The Uruguayan selection, which has made it to the quarter finals of the World Cup, just received a shipment of half a ton of fine cuts of beef for the mother of all asados in preparation for a contest against Ghana on Friday: "450 kilos of lomo, 200 of entrecot, 75 of vacío, 75 of colita de cuadril, 150 of ojo de bife and 50 kg of picaña." [link]
Hitmen have assassinated the PRI candidate for governor of Tamaulipas State, Rodolfo Torre Cantú. Torre was gunned down along with six others at about 10:30 this morning on a highway on the way to a campaign event.

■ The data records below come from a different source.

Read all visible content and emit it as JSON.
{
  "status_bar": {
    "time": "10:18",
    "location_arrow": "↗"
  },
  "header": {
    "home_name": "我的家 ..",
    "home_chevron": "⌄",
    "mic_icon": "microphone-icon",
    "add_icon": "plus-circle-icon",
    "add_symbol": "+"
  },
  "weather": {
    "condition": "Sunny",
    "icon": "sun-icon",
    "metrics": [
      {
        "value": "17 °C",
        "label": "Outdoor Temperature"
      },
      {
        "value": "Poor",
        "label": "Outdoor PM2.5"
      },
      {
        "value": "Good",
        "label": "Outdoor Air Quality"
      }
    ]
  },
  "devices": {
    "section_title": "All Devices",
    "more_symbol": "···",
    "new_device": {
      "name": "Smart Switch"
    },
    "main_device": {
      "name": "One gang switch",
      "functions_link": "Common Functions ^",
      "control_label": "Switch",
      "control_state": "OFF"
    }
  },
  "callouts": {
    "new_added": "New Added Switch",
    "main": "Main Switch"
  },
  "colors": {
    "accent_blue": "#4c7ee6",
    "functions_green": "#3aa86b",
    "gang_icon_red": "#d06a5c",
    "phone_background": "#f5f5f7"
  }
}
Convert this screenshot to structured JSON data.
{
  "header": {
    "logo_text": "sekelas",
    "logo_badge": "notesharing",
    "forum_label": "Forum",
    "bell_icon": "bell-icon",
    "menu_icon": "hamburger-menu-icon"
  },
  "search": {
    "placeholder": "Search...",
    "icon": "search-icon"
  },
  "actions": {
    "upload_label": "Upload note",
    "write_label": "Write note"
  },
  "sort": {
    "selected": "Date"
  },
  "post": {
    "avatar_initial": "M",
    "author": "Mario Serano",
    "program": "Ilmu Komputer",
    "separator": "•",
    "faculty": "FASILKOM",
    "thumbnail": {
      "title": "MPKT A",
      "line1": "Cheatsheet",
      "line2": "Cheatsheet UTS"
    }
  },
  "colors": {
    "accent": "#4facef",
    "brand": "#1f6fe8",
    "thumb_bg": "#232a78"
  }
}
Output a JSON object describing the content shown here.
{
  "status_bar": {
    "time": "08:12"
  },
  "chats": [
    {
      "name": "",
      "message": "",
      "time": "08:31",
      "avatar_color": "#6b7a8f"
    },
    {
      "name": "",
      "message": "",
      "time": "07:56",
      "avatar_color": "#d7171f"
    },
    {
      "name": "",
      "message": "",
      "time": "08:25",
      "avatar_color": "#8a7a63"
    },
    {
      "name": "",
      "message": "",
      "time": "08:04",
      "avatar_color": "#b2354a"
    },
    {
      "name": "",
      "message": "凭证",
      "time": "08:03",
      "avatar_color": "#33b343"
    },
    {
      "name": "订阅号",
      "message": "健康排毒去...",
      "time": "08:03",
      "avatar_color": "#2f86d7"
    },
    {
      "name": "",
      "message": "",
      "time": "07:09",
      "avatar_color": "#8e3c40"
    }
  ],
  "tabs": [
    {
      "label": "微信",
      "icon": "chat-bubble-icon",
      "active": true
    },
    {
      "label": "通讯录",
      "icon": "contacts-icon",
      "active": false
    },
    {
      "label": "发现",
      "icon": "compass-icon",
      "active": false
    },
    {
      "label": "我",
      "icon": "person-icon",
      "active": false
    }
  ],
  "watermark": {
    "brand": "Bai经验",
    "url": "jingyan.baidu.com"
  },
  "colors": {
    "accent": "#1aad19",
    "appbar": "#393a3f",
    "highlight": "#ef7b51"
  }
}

Drug mafias are assumed to be responsible. [link]
From the days when coups were something of a regional sport, new documents detail a famous British ballerina's role in a plot to topple the government of Panama. The plan was to use her yacht to gather men and arms, then "land somewhere and collect in the hills." It didn't work. [link]
Mexico's Attorney General's Office has posted on its web site irrefutable evidence that gold-plated AR-15s and diamond-studded pistol grips are not nearly as cool-looking as they sound. The deadly knick-knack collection is said to belong to Valencia Cartel leader El Lobo. [link]
Two Brazilian ranchers were sentenced to 30 years in prison apiece for ordering the killing of an environmentalist nun: "Prosecutors said the pair offered to pay a gunman $25,000 to kill the 73-year-old [Dorothy] Stang because she had prevented them from stealing a piece of land that the government had granted to a group of poor farmers." [link]
This video of a kidnapping and car chase in Mexico is notable mainly for the bad-assitude of the TV journalists who were on this like white on rice. Well done, gentlemen.
The Economist takes a peak at the Mockus phenomenon in Colombia: "His moustacheless beard gives him the air of a Baltic pastor... He is financing his campaign with a bank overdraft. His supporters rely on Facebook and make their own posters; street vendors sell unofficial campaign T-shirts." [link]
Some cruise lines will cease traveling to Antarctica after this cruise season, as a ban on the use and carriage of heavy fuel oil goes into effect next year. The ban came after a 2007 incident when a Gap Adventures ship got punctured by ice and sank, causing a mess. [link]